This project was advanced by Senator Susan Collins (R-Maine) and Senator Angus King (I-Maine) in the bipartisan Fiscal Year 2023 Omnibus Appropriations Package signed into law last month with strong support from local and statewide stakeholders including housing advocates, members of the healthcare community and organizations representing people with disabilities throughout Maine.
The funds will be used to design, implement and analyze the impact of user-friendly, person-centered assistive/"smart home" technology and telehealth applications for low-income people with complex needs and disabilities. This first-of-its-kind project in Maine will be located in a new residential and commercial development being created at the site of the former Scarborough Downs racetrack 7 miles south of Portland.
3i HoME and POAH plan to build approximately 50 rental apartments that will include a common living area for social activities, designated work spaces for service providers and other related amenities.
The apartments will be designed according to principles of Universal Design for easy mobility with or without a wheelchair. Bathrooms, kitchens and all living areas will be barrier free and the entire building will be wired for adaptable environmental controls and smart home functionality.
Maine is in a housing crisis and with the closure of many shared living communities and nursing home facilities since the pandemic, the crisis has been exacerbated for this under-served, vulnerable population. Eight-percent of Maine residents ages 18-64 have a mobility disability that impacts their daily life according to the Bureau of Labor Statistics.

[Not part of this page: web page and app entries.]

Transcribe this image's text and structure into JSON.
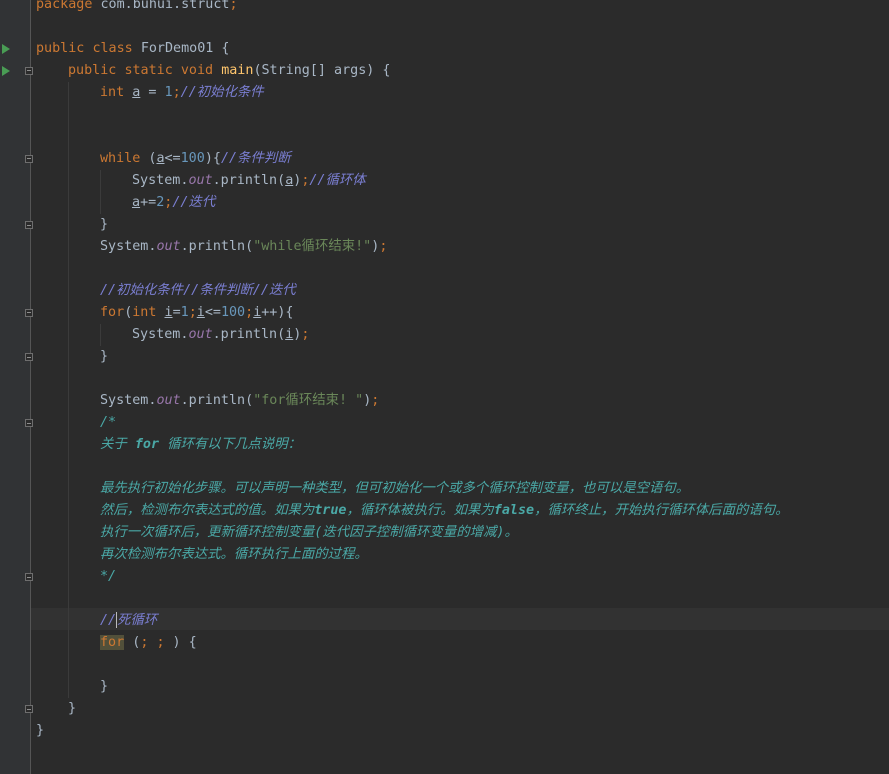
{
  "editor": {
    "lines": [
      {
        "row": 0,
        "indent": 0,
        "tokens": [
          {
            "t": "package ",
            "c": "kw"
          },
          {
            "t": "com.buhui.struct",
            "c": ""
          },
          {
            "t": ";",
            "c": "kw"
          }
        ]
      },
      {
        "row": 2,
        "indent": 0,
        "tokens": [
          {
            "t": "public ",
            "c": "kw"
          },
          {
            "t": "class ",
            "c": "kw"
          },
          {
            "t": "ForDemo01 {",
            "c": ""
          }
        ]
      },
      {
        "row": 3,
        "indent": 1,
        "tokens": [
          {
            "t": "public ",
            "c": "kw"
          },
          {
            "t": "static ",
            "c": "kw"
          },
          {
            "t": "void ",
            "c": "kw"
          },
          {
            "t": "main",
            "c": "fn"
          },
          {
            "t": "(String[] args) {",
            "c": ""
          }
        ]
      },
      {
        "row": 4,
        "indent": 2,
        "tokens": [
          {
            "t": "int ",
            "c": "kw"
          },
          {
            "t": "a",
            "c": "ul"
          },
          {
            "t": " = ",
            "c": ""
          },
          {
            "t": "1",
            "c": "num"
          },
          {
            "t": ";",
            "c": "kw"
          },
          {
            "t": "//初始化条件",
            "c": "blue-cmt"
          }
        ]
      },
      {
        "row": 7,
        "indent": 2,
        "tokens": [
          {
            "t": "while ",
            "c": "kw"
          },
          {
            "t": "(",
            "c": ""
          },
          {
            "t": "a",
            "c": "ul"
          },
          {
            "t": "<=",
            "c": ""
          },
          {
            "t": "100",
            "c": "num"
          },
          {
            "t": "){",
            "c": ""
          },
          {
            "t": "//条件判断",
            "c": "blue-cmt"
          }
        ]
      },
      {
        "row": 8,
        "indent": 3,
        "tokens": [
          {
            "t": "System.",
            "c": ""
          },
          {
            "t": "out",
            "c": "field"
          },
          {
            "t": ".println(",
            "c": ""
          },
          {
            "t": "a",
            "c": "ul"
          },
          {
            "t": ")",
            "c": ""
          },
          {
            "t": ";",
            "c": "kw"
          },
          {
            "t": "//循环体",
            "c": "blue-cmt"
          }
        ]
      },
      {
        "row": 9,
        "indent": 3,
        "tokens": [
          {
            "t": "a",
            "c": "ul"
          },
          {
            "t": "+=",
            "c": ""
          },
          {
            "t": "2",
            "c": "num"
          },
          {
            "t": ";",
            "c": "kw"
          },
          {
            "t": "//迭代",
            "c": "blue-cmt"
          }
        ]
      },
      {
        "row": 10,
        "indent": 2,
        "tokens": [
          {
            "t": "}",
            "c": ""
          }
        ]
      },
      {
        "row": 11,
        "indent": 2,
        "tokens": [
          {
            "t": "System.",
            "c": ""
          },
          {
            "t": "out",
            "c": "field"
          },
          {
            "t": ".println(",
            "c": ""
          },
          {
            "t": "\"while循环结束!\"",
            "c": "str"
          },
          {
            "t": ")",
            "c": ""
          },
          {
            "t": ";",
            "c": "kw"
          }
        ]
      },
      {
        "row": 13,
        "indent": 2,
        "tokens": [
          {
            "t": "//初始化条件//条件判断//迭代",
            "c": "blue-cmt"
          }
        ]
      },
      {
        "row": 14,
        "indent": 2,
        "tokens": [
          {
            "t": "for",
            "c": "kw"
          },
          {
            "t": "(",
            "c": ""
          },
          {
            "t": "int ",
            "c": "kw"
          },
          {
            "t": "i",
            "c": "ul"
          },
          {
            "t": "=",
            "c": ""
          },
          {
            "t": "1",
            "c": "num"
          },
          {
            "t": ";",
            "c": "kw"
          },
          {
            "t": "i",
            "c": "ul"
          },
          {
            "t": "<=",
            "c": ""
          },
          {
            "t": "100",
            "c": "num"
          },
          {
            "t": ";",
            "c": "kw"
          },
          {
            "t": "i",
            "c": "ul"
          },
          {
            "t": "++){",
            "c": ""
          }
        ]
      },
      {
        "row": 15,
        "indent": 3,
        "tokens": [
          {
            "t": "System.",
            "c": ""
          },
          {
            "t": "out",
            "c": "field"
          },
          {
            "t": ".println(",
            "c": ""
          },
          {
            "t": "i",
            "c": "ul"
          },
          {
            "t": ")",
            "c": ""
          },
          {
            "t": ";",
            "c": "kw"
          }
        ]
      },
      {
        "row": 16,
        "indent": 2,
        "tokens": [
          {
            "t": "}",
            "c": ""
          }
        ]
      },
      {
        "row": 18,
        "indent": 2,
        "tokens": [
          {
            "t": "System.",
            "c": ""
          },
          {
            "t": "out",
            "c": "field"
          },
          {
            "t": ".println(",
            "c": ""
          },
          {
            "t": "\"for循环结束! \"",
            "c": "str"
          },
          {
            "t": ")",
            "c": ""
          },
          {
            "t": ";",
            "c": "kw"
          }
        ]
      },
      {
        "row": 19,
        "indent": 2,
        "tokens": [
          {
            "t": "/*",
            "c": "teal"
          }
        ]
      },
      {
        "row": 20,
        "indent": 2,
        "tokens": [
          {
            "t": "关于 ",
            "c": "teal"
          },
          {
            "t": "for",
            "c": "teal-b"
          },
          {
            "t": " 循环有以下几点说明：",
            "c": "teal"
          }
        ]
      },
      {
        "row": 22,
        "indent": 2,
        "tokens": [
          {
            "t": "最先执行初始化步骤。可以声明一种类型，但可初始化一个或多个循环控制变量，也可以是空语句。",
            "c": "teal"
          }
        ]
      },
      {
        "row": 23,
        "indent": 2,
        "tokens": [
          {
            "t": "然后，检测布尔表达式的值。如果为",
            "c": "teal"
          },
          {
            "t": "true",
            "c": "teal-b"
          },
          {
            "t": "，循环体被执行。如果为",
            "c": "teal"
          },
          {
            "t": "false",
            "c": "teal-b"
          },
          {
            "t": "，循环终止，开始执行循环体后面的语句。",
            "c": "teal"
          }
        ]
      },
      {
        "row": 24,
        "indent": 2,
        "tokens": [
          {
            "t": "执行一次循环后，更新循环控制变量(迭代因子控制循环变量的增减)。",
            "c": "teal"
          }
        ]
      },
      {
        "row": 25,
        "indent": 2,
        "tokens": [
          {
            "t": "再次检测布尔表达式。循环执行上面的过程。",
            "c": "teal"
          }
        ]
      },
      {
        "row": 26,
        "indent": 2,
        "tokens": [
          {
            "t": "*/",
            "c": "teal"
          }
        ]
      },
      {
        "row": 28,
        "indent": 2,
        "tokens": [
          {
            "t": "//",
            "c": "blue-cmt"
          },
          {
            "t": "|",
            "c": "caret"
          },
          {
            "t": "死循环",
            "c": "blue-cmt"
          }
        ]
      },
      {
        "row": 29,
        "indent": 2,
        "tokens": [
          {
            "t": "for",
            "c": "hl-for"
          },
          {
            "t": " (",
            "c": ""
          },
          {
            "t": ";",
            "c": "kw"
          },
          {
            "t": " ",
            "c": ""
          },
          {
            "t": ";",
            "c": "kw"
          },
          {
            "t": " ) {",
            "c": ""
          }
        ]
      },
      {
        "row": 31,
        "indent": 2,
        "tokens": [
          {
            "t": "}",
            "c": ""
          }
        ]
      },
      {
        "row": 32,
        "indent": 1,
        "tokens": [
          {
            "t": "}",
            "c": ""
          }
        ]
      },
      {
        "row": 33,
        "indent": 0,
        "tokens": [
          {
            "t": "}",
            "c": ""
          }
        ]
      }
    ]
  },
  "gutter": {
    "run_markers": [
      2,
      3
    ],
    "fold_open": [
      3,
      7,
      14
    ],
    "fold_close": [
      10,
      16,
      19,
      26,
      32
    ]
  }
}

“People with disabilities who find themselves challenged to complete activities of daily living are at risk of institutional placement well before their time, said 3i HoME Founder and President Paul Linet. “With the help of this federal funding, our residents will be empowered to manage their own lives in a supportive, accessible environment that will reduce hospitalizations, emergency room visits, improve productivity, and overall health and well-being.”
“Maine’s 2023 Congressionally-Directed Spending supports important projects across the state that will improve the lives of Maine people and invest in the future of our communities, said Senator King in a press release. “These historic investments are going directly to the local organizations who need them the most and can effectively provide economic opportunities, personal enrichment, and other vital public services.”
3i HoME’s partner, Preservation of Affordable Housing (POAH), is a Boston-based nonprofit and a known leader for building communities of equity and affordability. POAH owns 4,800 low- and moderate-income apartments in New England, including 264 in New Hampshire.
“The opportunity to collaborate with 3i HoME to address a pressing housing need in a dynamic and increasingly expensive market is in keeping with our mission to create affordable, healthy homes that support economic security, racial equity, and access to opportunity for all,” said Aaron Gornstein, President and CEO of POAH.
The 3i HoME community at The Downs will be a “Passive House” concept that achieves energy efficiency, comfort and affordability at the same time. Rents for the 1, 2 and 3-bedroom units will range from $1,200 - $2,200 and will be set based on Maine’s affordable housing requirements. The development is in the planning and approval processes. If approved for state funding later this year, the development will break ground in 2024 and will begin welcoming residents in 2025.